The Oscars’ voters aren’t unlike weathermen: No other groups get to be wrong so often yet maintain their legitimacy in the eyes of their audiences. That’s what makes lists like the previous two lists from Vulture possible, and film critic Dana Stevens digs into the Oscars’ remarkable staying power:The Oscars’ Incredible Knack for Being Wrong | The Atlantic
Stevens’ article relied heavily on Michael Schulman, he of the wonderfully viral New Yorker profile of Succession’s Jeremy Strong and currently on the book circuit right now with Oscar Wars: A History of Hollywood in Gold, Sweat, and Tears. Hear the best in the biz, Terry Gross, talk to Schulman on Fresh Air: The ‘Gold, Sweat, And Tears’ Behind The Oscars | Fresh Air
A good old-fashioned newspaper feature idea that says, “How can we localize a massive story with a unique angle that only we can do?” A look inside L.A. tuxedo shops when the Oscars come to town. At L.A. tux shops, Oscars are big money. And a big headache | Los Angeles Times
More From Me
Over on my blog, I’ve been writing about various topics of interest to me:
- Podcasts Aren’t The Problem With ‘Podcast Bros’
- Assaults on Free Press Fundamentally Misunderstand Journalists

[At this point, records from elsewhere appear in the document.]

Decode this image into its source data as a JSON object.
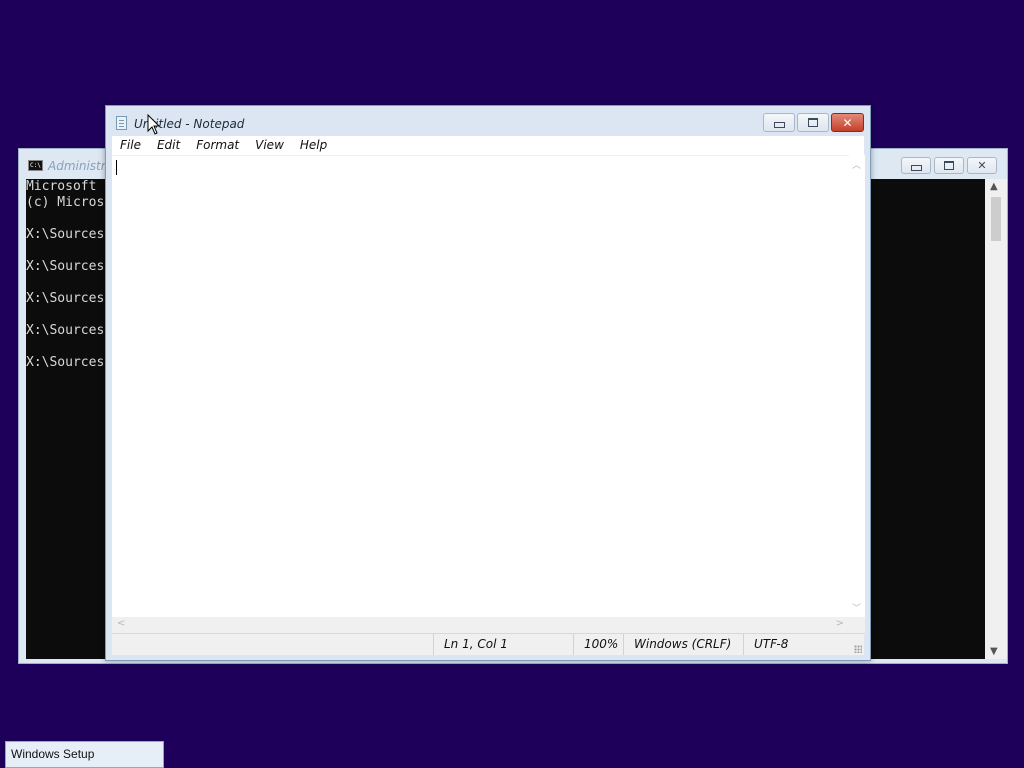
{
  "cmd": {
    "title": "Administra",
    "lines": [
      "Microsoft",
      "(c) Micros",
      "",
      "X:\\Sources",
      "",
      "X:\\Sources",
      "",
      "X:\\Sources",
      "",
      "X:\\Sources",
      "",
      "X:\\Sources"
    ],
    "buttons": {
      "minimize": "▭",
      "maximize": "▢",
      "close": "✕"
    }
  },
  "notepad": {
    "title": "Untitled - Notepad",
    "menu": [
      "File",
      "Edit",
      "Format",
      "View",
      "Help"
    ],
    "content": "",
    "status": {
      "position": "Ln 1, Col 1",
      "zoom": "100%",
      "line_ending": "Windows (CRLF)",
      "encoding": "UTF-8"
    },
    "buttons": {
      "minimize": "▭",
      "maximize": "▢",
      "close": "✕"
    }
  },
  "taskbar": {
    "button_label": "Windows Setup"
  },
  "colors": {
    "desktop": "#1e005a",
    "close_button": "#c5402a"
  }
}
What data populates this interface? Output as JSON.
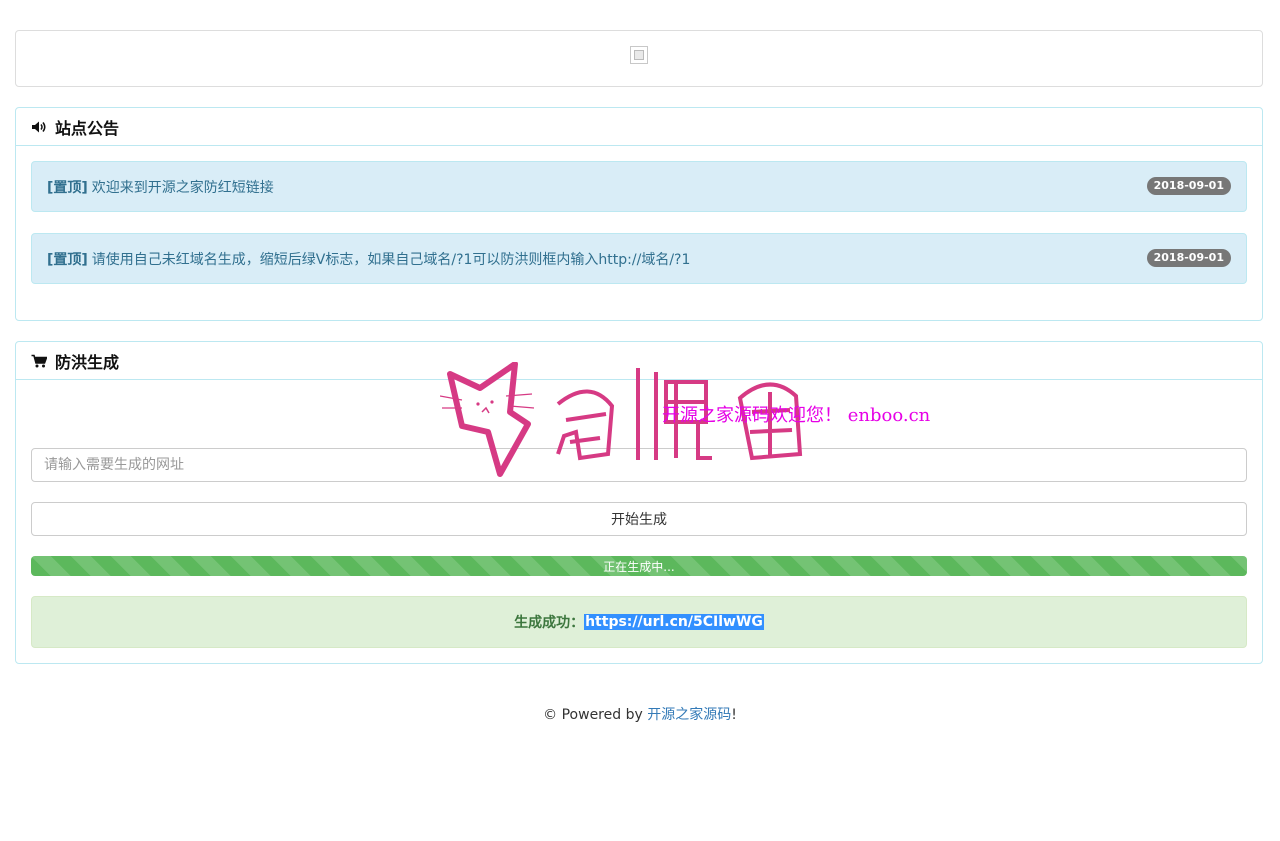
{
  "notice_panel": {
    "title": "站点公告",
    "icon": "speaker-icon",
    "items": [
      {
        "tag": "[置顶]",
        "text": "欢迎来到开源之家防红短链接",
        "date": "2018-09-01"
      },
      {
        "tag": "[置顶]",
        "text": "请使用自己未红域名生成，缩短后绿V标志，如果自己域名/?1可以防洪则框内输入http://域名/?1",
        "date": "2018-09-01"
      }
    ]
  },
  "generator_panel": {
    "title": "防洪生成",
    "icon": "cart-icon",
    "url_input": {
      "placeholder": "请输入需要生成的网址",
      "value": ""
    },
    "generate_button": "开始生成",
    "progress": {
      "label": "正在生成中...",
      "percent": 100
    },
    "result": {
      "label": "生成成功：",
      "url": "https://url.cn/5CIlwWG"
    }
  },
  "watermark": {
    "logo_text": "奇偶猫",
    "text": "开源之家源码欢迎您！ enboo.cn"
  },
  "footer": {
    "prefix": "© Powered by ",
    "link": "开源之家源码",
    "suffix": "!"
  },
  "colors": {
    "info_bg": "#d9edf7",
    "info_text": "#31708f",
    "success_bg": "#dff0d8",
    "success_text": "#3c763d",
    "progress": "#5cb85c",
    "badge": "#777777",
    "watermark_pink": "#d63a84",
    "watermark_magenta": "#e600e6"
  }
}
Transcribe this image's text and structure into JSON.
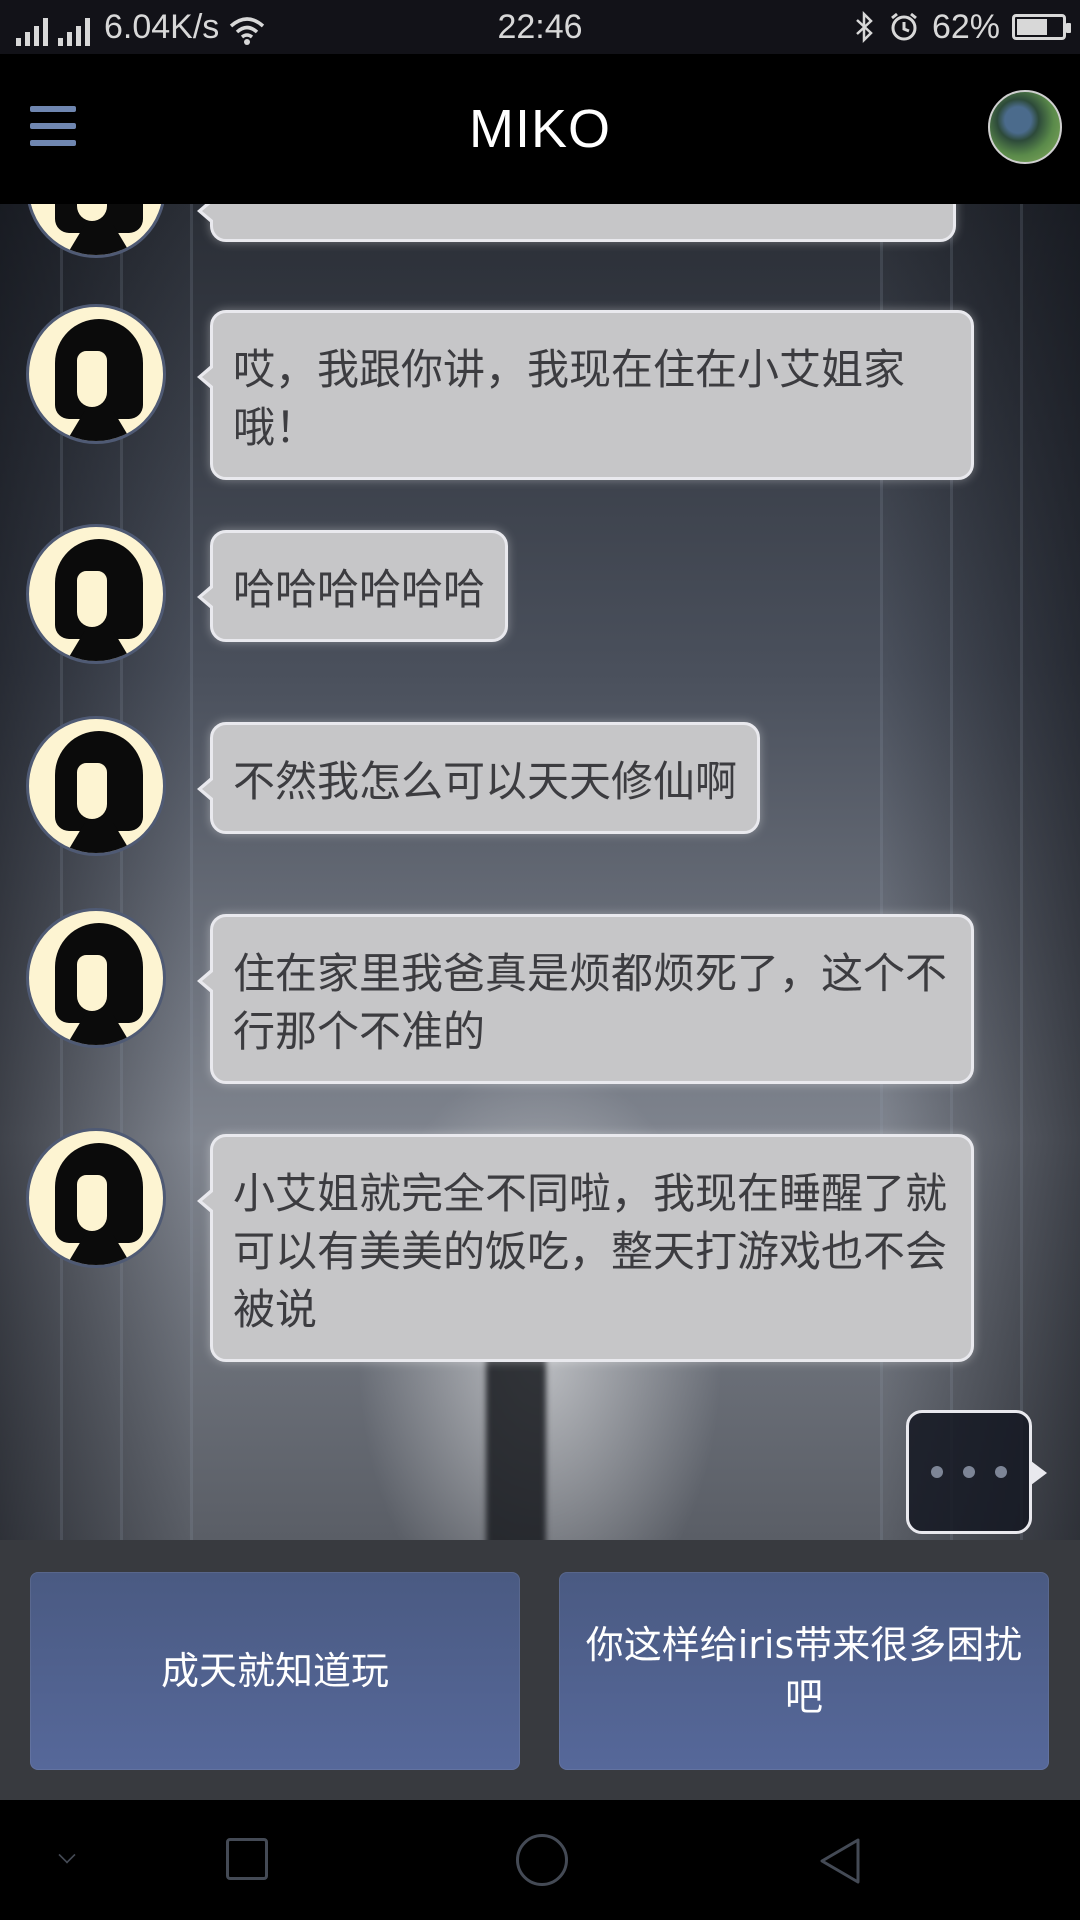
{
  "status_bar": {
    "network_speed": "6.04K/s",
    "time": "22:46",
    "battery_percent": "62%",
    "battery_level": 0.62,
    "icons": [
      "signal-icon",
      "signal-icon",
      "wifi-icon",
      "bluetooth-icon",
      "alarm-icon",
      "battery-icon"
    ]
  },
  "header": {
    "title": "MIKO",
    "menu_icon": "menu-icon",
    "profile_icon": "profile-avatar"
  },
  "messages": [
    {
      "sender": "miko",
      "text": ""
    },
    {
      "sender": "miko",
      "text": "哎，我跟你讲，我现在住在小艾姐家哦！"
    },
    {
      "sender": "miko",
      "text": "哈哈哈哈哈哈"
    },
    {
      "sender": "miko",
      "text": "不然我怎么可以天天修仙啊"
    },
    {
      "sender": "miko",
      "text": "住在家里我爸真是烦都烦死了，这个不行那个不准的"
    },
    {
      "sender": "miko",
      "text": "小艾姐就完全不同啦，我现在睡醒了就可以有美美的饭吃，整天打游戏也不会被说"
    }
  ],
  "typing_indicator": "...",
  "replies": [
    {
      "label": "成天就知道玩"
    },
    {
      "label": "你这样给iris带来很多困扰吧"
    }
  ],
  "nav_bar": {
    "icons": [
      "chevron-down-icon",
      "square-icon",
      "circle-icon",
      "triangle-back-icon"
    ]
  },
  "colors": {
    "bubble": "#c6c6c8",
    "reply_button": "#4a5a82",
    "menu_icon": "#6f86b0"
  }
}
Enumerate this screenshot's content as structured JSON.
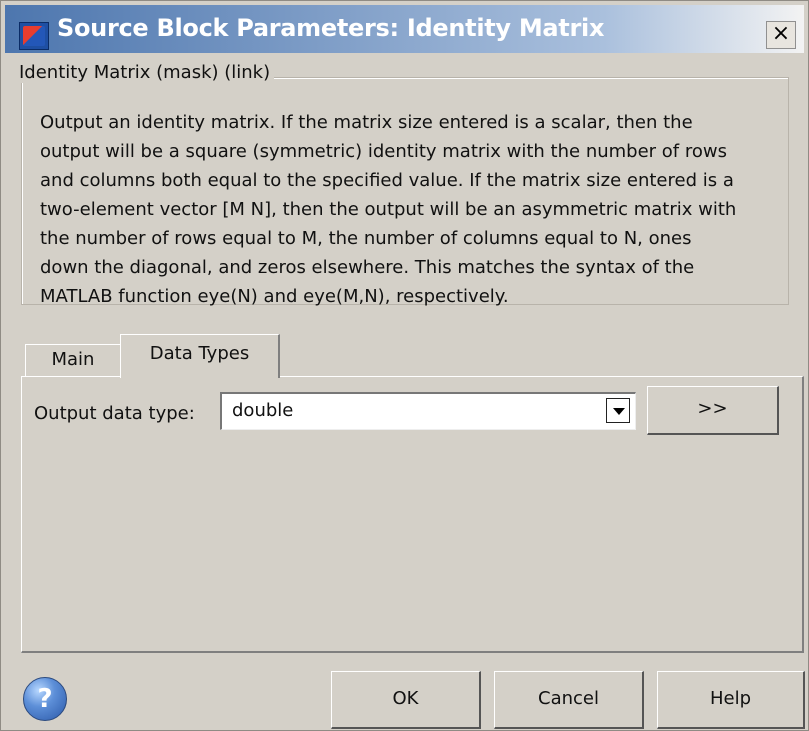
{
  "window": {
    "title": "Source Block Parameters: Identity Matrix",
    "close_label": "×"
  },
  "block": {
    "group_title": "Identity Matrix (mask) (link)",
    "description_lines": [
      "Output an identity matrix.  If the matrix size entered is a scalar, then the",
      "output will be a square (symmetric) identity matrix with the number of rows",
      "and columns both equal to the specified value.  If the matrix size entered is a",
      "two-element vector [M N], then the output will be an asymmetric matrix with",
      "the number of rows equal to M, the number of columns equal to N, ones",
      "down the diagonal, and zeros elsewhere.  This matches the syntax of the",
      "MATLAB function eye(N) and eye(M,N), respectively."
    ]
  },
  "tabs": [
    {
      "label": "Main",
      "active": false
    },
    {
      "label": "Data Types",
      "active": true
    }
  ],
  "data_types": {
    "output_label": "Output data type:",
    "output_value": "double",
    "expand_label": ">>"
  },
  "buttons": {
    "help_icon": "?",
    "ok": "OK",
    "cancel": "Cancel",
    "help": "Help"
  },
  "icons": {
    "app": "simulink-block-icon",
    "close": "close-icon",
    "dropdown": "chevron-down-icon",
    "help": "help-icon"
  },
  "colors": {
    "title_start": "#4d76ae",
    "title_end": "#f3f3f3",
    "dialog_background": "#d4d0c8"
  }
}
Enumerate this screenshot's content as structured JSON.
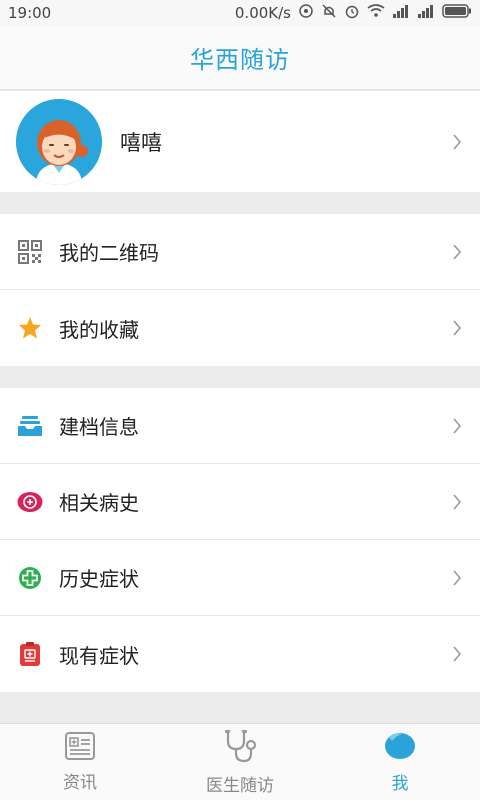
{
  "status_bar": {
    "time": "19:00",
    "net_speed": "0.00K/s"
  },
  "header": {
    "title": "华西随访"
  },
  "profile": {
    "name": "嘻嘻"
  },
  "menu_group_1": [
    {
      "label": "我的二维码",
      "icon": "qr-code-icon"
    },
    {
      "label": "我的收藏",
      "icon": "star-icon"
    }
  ],
  "menu_group_2": [
    {
      "label": "建档信息",
      "icon": "inbox-tray-icon"
    },
    {
      "label": "相关病史",
      "icon": "medical-history-icon"
    },
    {
      "label": "历史症状",
      "icon": "green-cross-icon"
    },
    {
      "label": "现有症状",
      "icon": "clipboard-icon"
    }
  ],
  "tabs": [
    {
      "label": "资讯",
      "icon": "news-icon",
      "active": false
    },
    {
      "label": "医生随访",
      "icon": "stethoscope-icon",
      "active": false
    },
    {
      "label": "我",
      "icon": "me-icon",
      "active": true
    }
  ],
  "colors": {
    "accent": "#2aa3d8",
    "star": "#f5a623",
    "history_red": "#d6245a",
    "green": "#2bb24c",
    "clipboard_red": "#e03c3c"
  }
}
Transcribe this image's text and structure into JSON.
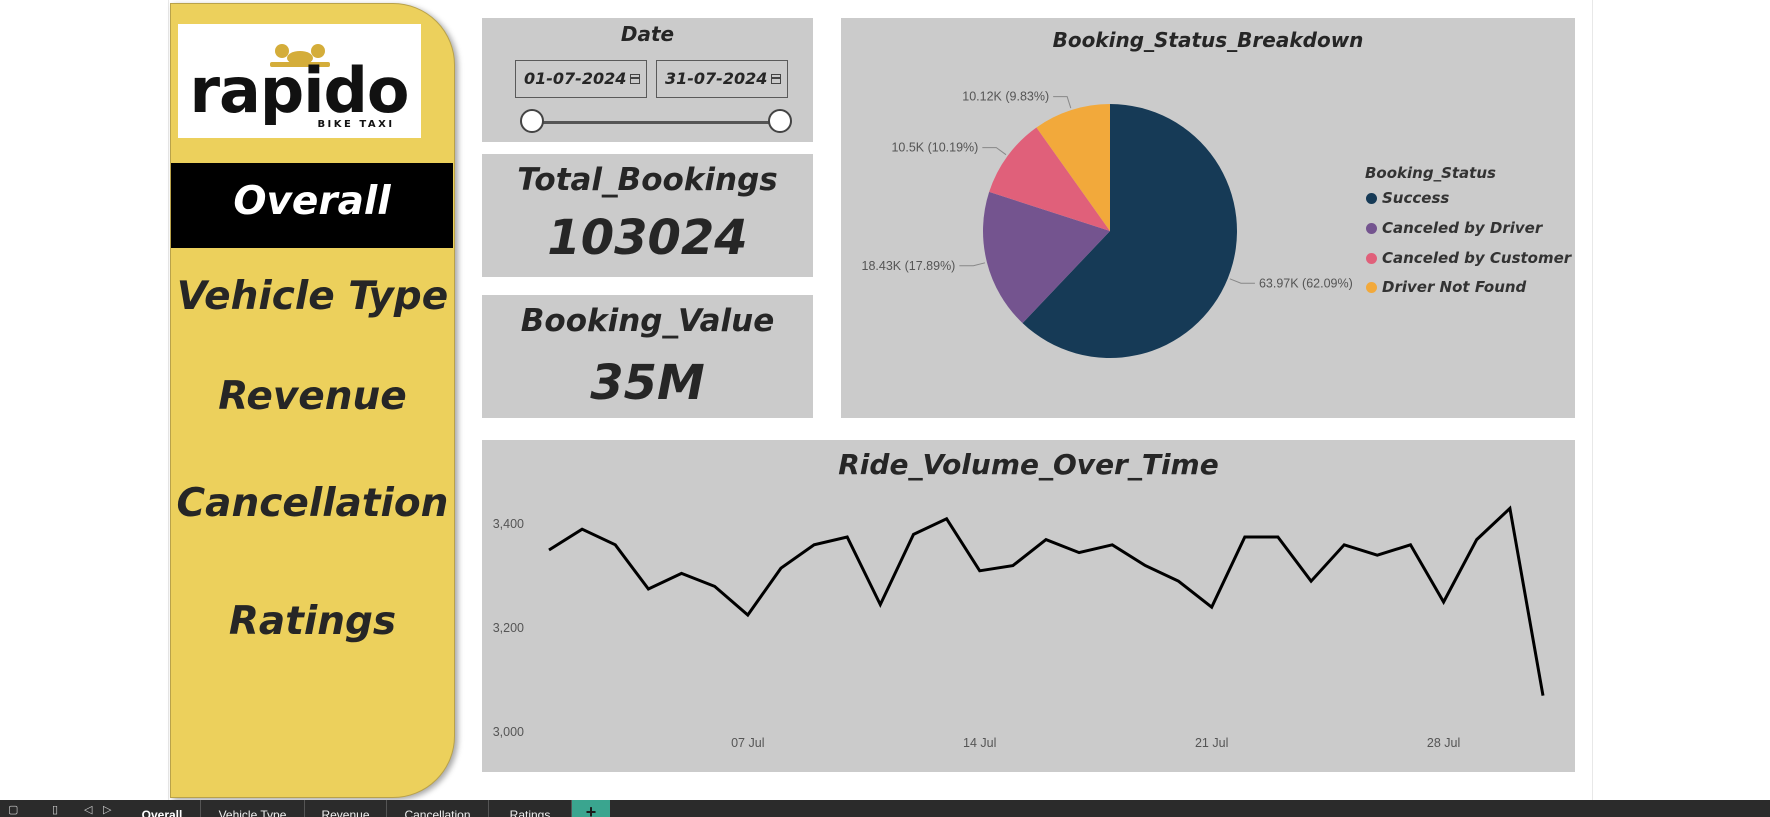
{
  "sidebar": {
    "logo": {
      "brand": "rapido",
      "tagline": "BIKE TAXI"
    },
    "nav": [
      "Overall",
      "Vehicle Type",
      "Revenue",
      "Cancellation",
      "Ratings"
    ],
    "active": "Overall",
    "color": "#ecd05c"
  },
  "date_slicer": {
    "title": "Date",
    "start": "01-07-2024",
    "end": "31-07-2024",
    "range_start_fraction": 0,
    "range_end_fraction": 1
  },
  "kpis": {
    "total_bookings": {
      "title": "Total_Bookings",
      "value": "103024"
    },
    "booking_value": {
      "title": "Booking_Value",
      "value": "35M"
    }
  },
  "pie": {
    "title": "Booking_Status_Breakdown",
    "legend_title": "Booking_Status",
    "slices": [
      {
        "name": "Success",
        "label": "63.97K (62.09%)",
        "percent": 62.09,
        "color": "#163a56"
      },
      {
        "name": "Canceled by Driver",
        "label": "18.43K (17.89%)",
        "percent": 17.89,
        "color": "#74548f"
      },
      {
        "name": "Canceled by Customer",
        "label": "10.5K (10.19%)",
        "percent": 10.19,
        "color": "#e0607a"
      },
      {
        "name": "Driver Not Found",
        "label": "10.12K (9.83%)",
        "percent": 9.83,
        "color": "#f2a93b"
      }
    ]
  },
  "chart_data": {
    "type": "line",
    "title": "Ride_Volume_Over_Time",
    "x": [
      1,
      2,
      3,
      4,
      5,
      6,
      7,
      8,
      9,
      10,
      11,
      12,
      13,
      14,
      15,
      16,
      17,
      18,
      19,
      20,
      21,
      22,
      23,
      24,
      25,
      26,
      27,
      28,
      29,
      30,
      31
    ],
    "x_ticks": [
      {
        "day": 7,
        "label": "07 Jul"
      },
      {
        "day": 14,
        "label": "14 Jul"
      },
      {
        "day": 21,
        "label": "21 Jul"
      },
      {
        "day": 28,
        "label": "28 Jul"
      }
    ],
    "series": [
      {
        "values": [
          3350,
          3390,
          3360,
          3275,
          3305,
          3280,
          3225,
          3315,
          3360,
          3375,
          3245,
          3380,
          3410,
          3310,
          3320,
          3370,
          3345,
          3360,
          3320,
          3290,
          3240,
          3375,
          3375,
          3290,
          3360,
          3340,
          3360,
          3250,
          3370,
          3430,
          3070
        ]
      }
    ],
    "ylim": [
      3000,
      3450
    ],
    "y_ticks": [
      {
        "value": 3000,
        "label": "3,000"
      },
      {
        "value": 3200,
        "label": "3,200"
      },
      {
        "value": 3400,
        "label": "3,400"
      }
    ],
    "grid": false,
    "line_color": "#000000"
  },
  "tabs": {
    "items": [
      "Overall",
      "Vehicle Type",
      "Revenue",
      "Cancellation",
      "Ratings"
    ],
    "active": "Overall",
    "add_label": "+"
  }
}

- What Is Milk?: A Harder Question To Answer Than You’d Think
- The Shot, The Meme, The Man: ESPN Podcast Tells The Whole Story
Here’s a collection of what I’ve been consuming in the past few weeks.
The legend for my list was stolen from Steven Soderbergh, where ALL CAPS represents a movie, Sentence Case is a TV show, ALL CAPS ITALICS is a short film, Italics is a book, bold is a live performance or show. A number in parentheses after a TV show highlights how many episodes I watched. An asterisk after an entry means it’s a rewatch. The source of the movie or show, whether streaming service, physical media, or in theaters, is shown in parentheses as well.